The Presidential Character
Predicting Performance in the White House, With a Revised and Updated Foreword by George C. Edwards III
A book entitled The Presidential Character is more timely and necessary than ever. This new issue of James David Barber’s classic work appears almost 50 years after its first publication and yet reads like a roadmap to the 2020 presidential election. Its subtitle, “Predicting Performance in the White House,” is an apt reflection on the election of 2016.
With a revised and updated foreword by George C. Edwards III that brings in the Trump Administration, this book argues that patterns in a person’s character, world view, and political style can allow us to anticipate his or her performance as president. How would Barber have categorized Donald J. Trump, who appears to defy every presidential type and norm? This question suggests one of the most provocative and appealing reasons for students, scholars, and voters to re-read The Presidential Character at this particular juncture. What should we look for in a president? This text offers explanations and predictions of the performance of past presidents and presidential candidates with many cautionary tales looking forward.
- Presents a revised and updated foreword by presidential scholar George C. Edwards III, Distinguished Professor of Political Science at Texas A&M University, that includes the advent of the Trump Administration and highlights the book’s classic and enduring contributions.
- Includes predictions of presidential performance from Nixon to Bush.
- Analyzes the media’s role in providing information about the political candidates and in shaping public opinion of them.
- Draws on historical, biographical, and psychological research to help voters make judicious choices in determining the country’s highest leaders.
- Encourages citizens to be actively involved scholars, critics, and participants in their government.
Table of Contents
1. PRESIDENTIAL CHARACTER AND HOW TO FORESEE IT 2. THREE TRAGIC TALES 3. THE ACTIVE-NEGATIVE PRESIDENTS 4. THE ORIGINS OF PRESIDENTIAL COMPULSION 5. RICHARD NIXON: CONSTRUCTION AND DESTRUCTION 6. THE PASSIVE-NEGATIVE PRESIDENTS 7. THE PASSIVE-POSITIVE PRESIDENTS 8. REAGAN’S RISE AND RULE 9. FRANKLIN D. ROOSEVELT AND ACTIVE-POSITIVE AFFECTION 10. HARRY S TRUMAN AND ACTIVE-POSITIVE COMBAT 11. JOHN F. KENNEDY AND ACTIVE-POSITIVE COMMITMENT 12. THE CRUCIAL FORD TRANSITION 13. JIMMY CARTER: PREDICTED AND REVIEWED 14. GEORGE BUSH: THE WORLD VIEW DILEMMA 15. ADDING IT UP
James David Barber was a Duke University political scientist and provocateur best known for exploring the psychology of Oval Office aspirants and occupants.
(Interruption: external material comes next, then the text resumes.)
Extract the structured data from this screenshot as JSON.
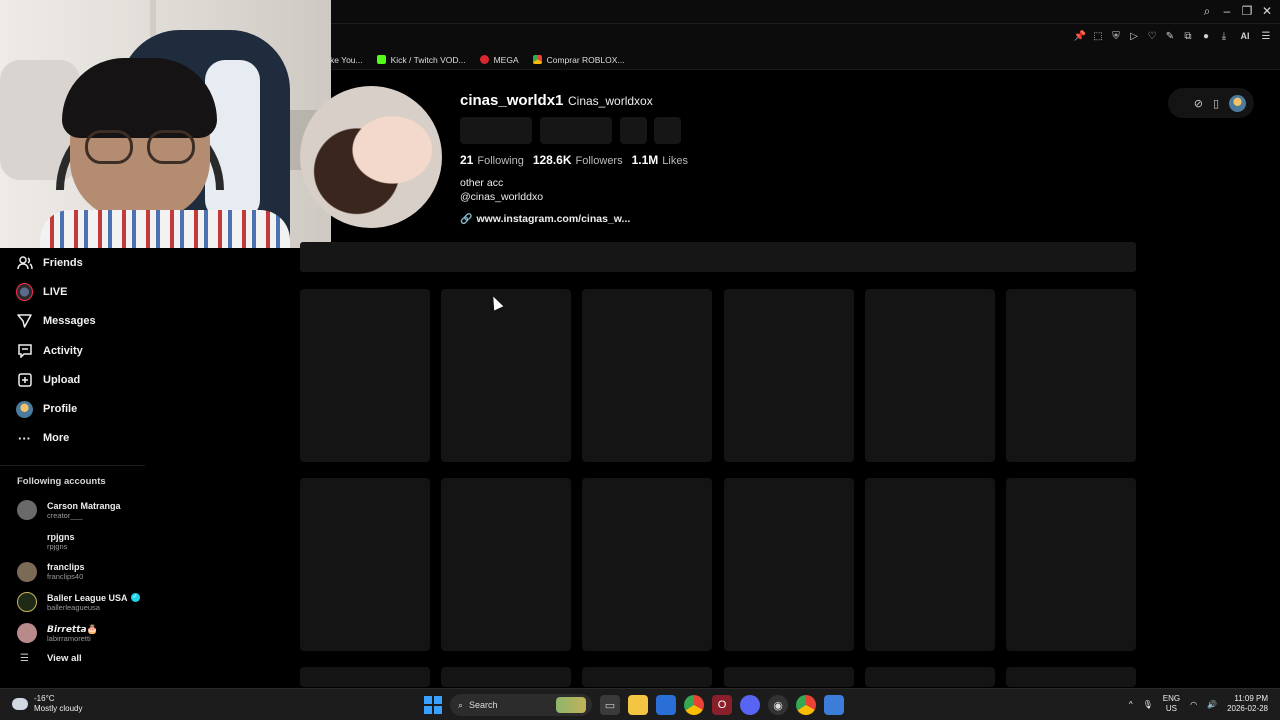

He spent years as a consultant to "NBC Nightly News" and as a board member of the Poynter Institute, a center for the study of journalism and media ethics in St. Petersburg, Florida.
Praise for the Original Edition of The Presidential Character
“Given the imposing power of our Presidents today, there are few subjects of greater import; and Barber has written an important book on the subject.”
Bruce Mazlish in The New York Times
“Comes closer to the truth about why presidents do what they do than any other author.”
Hugh Sidney in Life Magazine
“The most original, most provocative, and most daring study of the presidency of the past decade... A major intellectual breakthrough.”
James MacGregor Burns (late of Williams College and the James MacGregor Burns Academy of Leadership of the School of Public Policy at the University of Maryland)